"Matzpen"—as proof that anti-Zionism exists even among Jews. This particular group calls for the dis-
mantling of the Israeli state and hews to the line of the Democratic Popular Front for the Liberation
of Palestine which is led by Dr. Nayef Hawetmeh.
Among the signers were Detroiters Dan Aldridge of the All-African People's Union; Grace and
James Boggs; Rev. Albert Cleage, Shrine of the Black Madonna; John Hawkins, Student Mobilization Corn_
mittee; Jacqueline Rice, Third World Task Force of the Student Mobilization Committee; Kenneth Watson,
executive committee of the League of Revolutionary Black Workers; Robert F. Williams; and Reginald
Wilson, director of the Center for Black Studies, University of Detroit.
NEW YORK (JTA)—Whitney Young Jr., executive director of the National Urban League, has
rejected "the myth of Arab-black friendship" in a letter reiterating his support of American military aid
have given the struggling new nations of black
"I know of no real aid oil-rich Arab countries
Africa, although the Israelis have a very impressive program of technical assistance of the no-strings-
attached variety, even in nations that take the Arab line in the UN." Young wrote in reply to a critic
objecting to his signature on a New York Times advertisement in support of Israel last June.
Until peace comes to the Middle East, the Urban League official wrote, "I would continue to
favor providing Israel with the weapons she needs to defend herself - against those who have sworn to
letter, dated Oct. 7, was released by the American Jewish Congress, which has reprinted
it for distribution
history and culture is replete with instances of racial prejudice.

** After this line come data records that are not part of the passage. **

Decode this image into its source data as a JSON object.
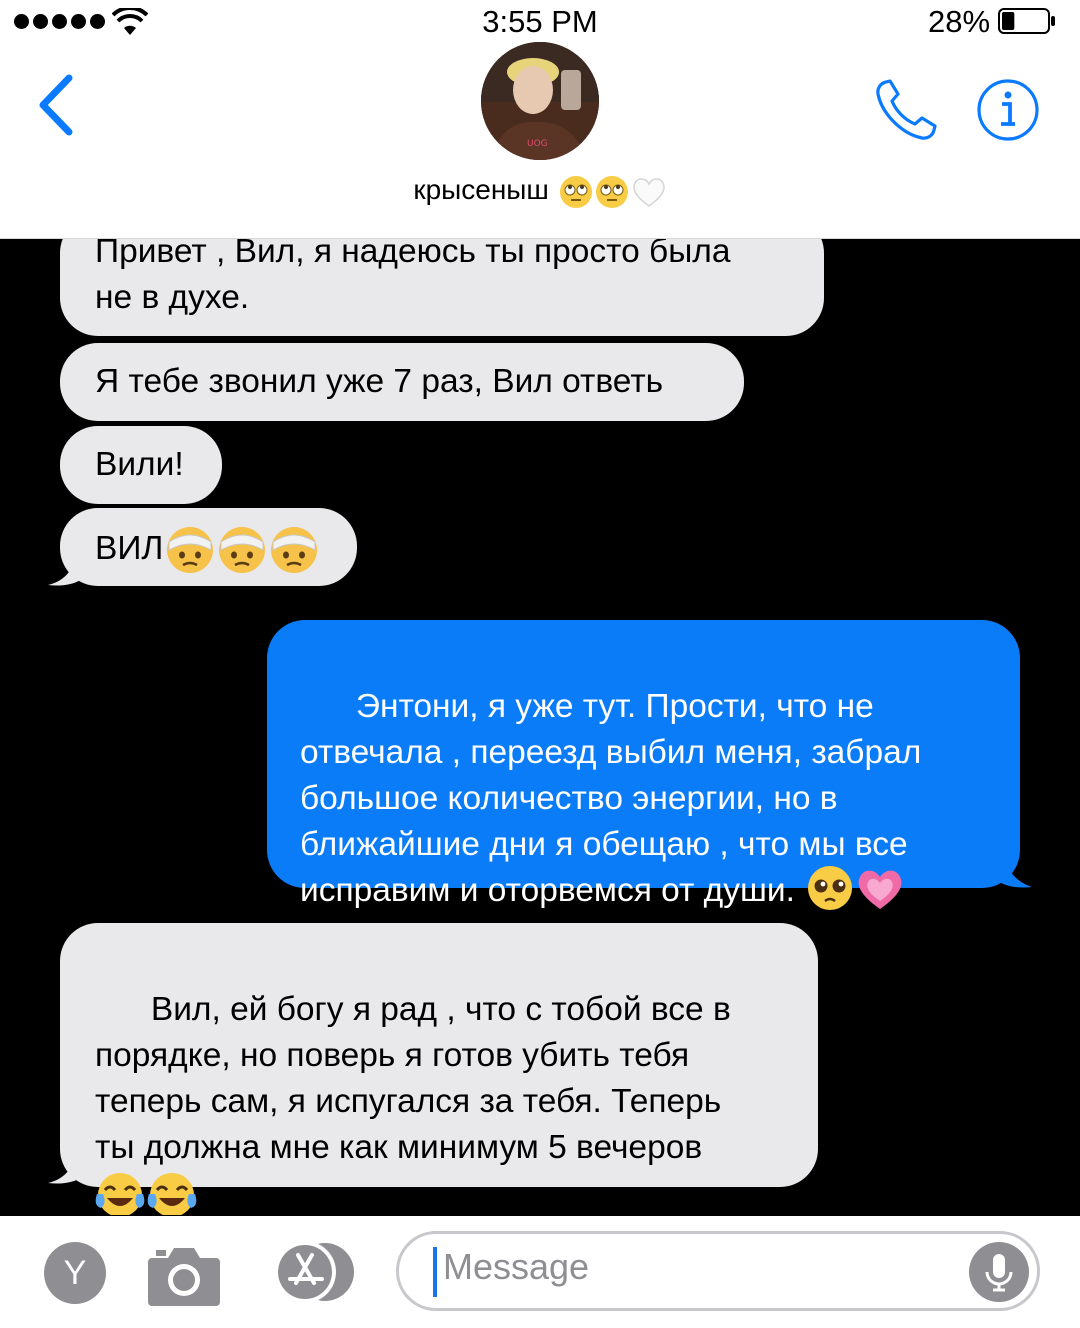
{
  "status_bar": {
    "time": "3:55 PM",
    "battery_percent": "28%",
    "battery_level": 0.28
  },
  "header": {
    "contact_name": "крысеныш",
    "contact_emojis": [
      "eye-roll-emoji",
      "eye-roll-emoji",
      "white-heart-emoji"
    ],
    "back_icon": "chevron-left-icon",
    "call_icon": "phone-icon",
    "info_icon": "info-icon"
  },
  "messages": [
    {
      "side": "received",
      "text": "Привет , Вил, я надеюсь ты просто была\nне в духе.",
      "emojis": []
    },
    {
      "side": "received",
      "text": "Я тебе звонил уже 7 раз, Вил ответь",
      "emojis": []
    },
    {
      "side": "received",
      "text": "Вили!",
      "emojis": []
    },
    {
      "side": "received",
      "text": "ВИЛ",
      "emojis": [
        "bandaged-face-emoji",
        "bandaged-face-emoji",
        "bandaged-face-emoji"
      ]
    },
    {
      "side": "sent",
      "text": "Энтони, я уже тут. Прости, что не\nотвечала , переезд выбил меня, забрал\nбольшое количество энергии, но в\nближайшие дни я обещаю , что мы все\nисправим и оторвемся от души. ",
      "emojis": [
        "pleading-face-emoji",
        "growing-heart-emoji"
      ]
    },
    {
      "side": "received",
      "text": "Вил, ей богу я рад , что с тобой все в\nпорядке, но поверь я готов убить тебя\nтеперь сам, я испугался за тебя. Теперь\nты должна мне как минимум 5 вечеров\n",
      "emojis": [
        "tears-of-joy-emoji",
        "tears-of-joy-emoji"
      ]
    }
  ],
  "input_bar": {
    "placeholder": "Message",
    "left_avatar_letter": "Y",
    "camera_icon": "camera-icon",
    "apps_icon": "app-store-icon",
    "mic_icon": "microphone-icon"
  },
  "colors": {
    "sent_bubble": "#0b7cf8",
    "received_bubble": "#e9e9eb",
    "accent": "#0a7aff",
    "thread_background": "#000000"
  }
}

The Arab
rulers of the Sudan are waging a merciless war against the black people of the southern region of that
country, and Arabs in Chad are at war with the black government of that country."
Urban League director also said he was "unaware" of what his critic—who was not identified
- (Continued on Page 6)
Annual Jewish Book Fair Opens
Here at Jewish Center Tomorrow
Detroit's Jewish Book Fair begins Saturday evening at the
Jewish Book Month poster highlights "Around
theme of the 28th annual
the World withJ
observance of Jewish Book Month from Nov. 20 to Dec. 20 under
IsBo ok Council of the Na tional Jewish
the sponsor ship
David, noted c alligrapher, the
Welfare Board. oDesigned by mar
poster graphically depicts the cultural event's aim to stimulate the
wider dissemination of books in English, Yiddish and Hebrew de-
scribing Jewish life in different countries. Detailed story on Page S.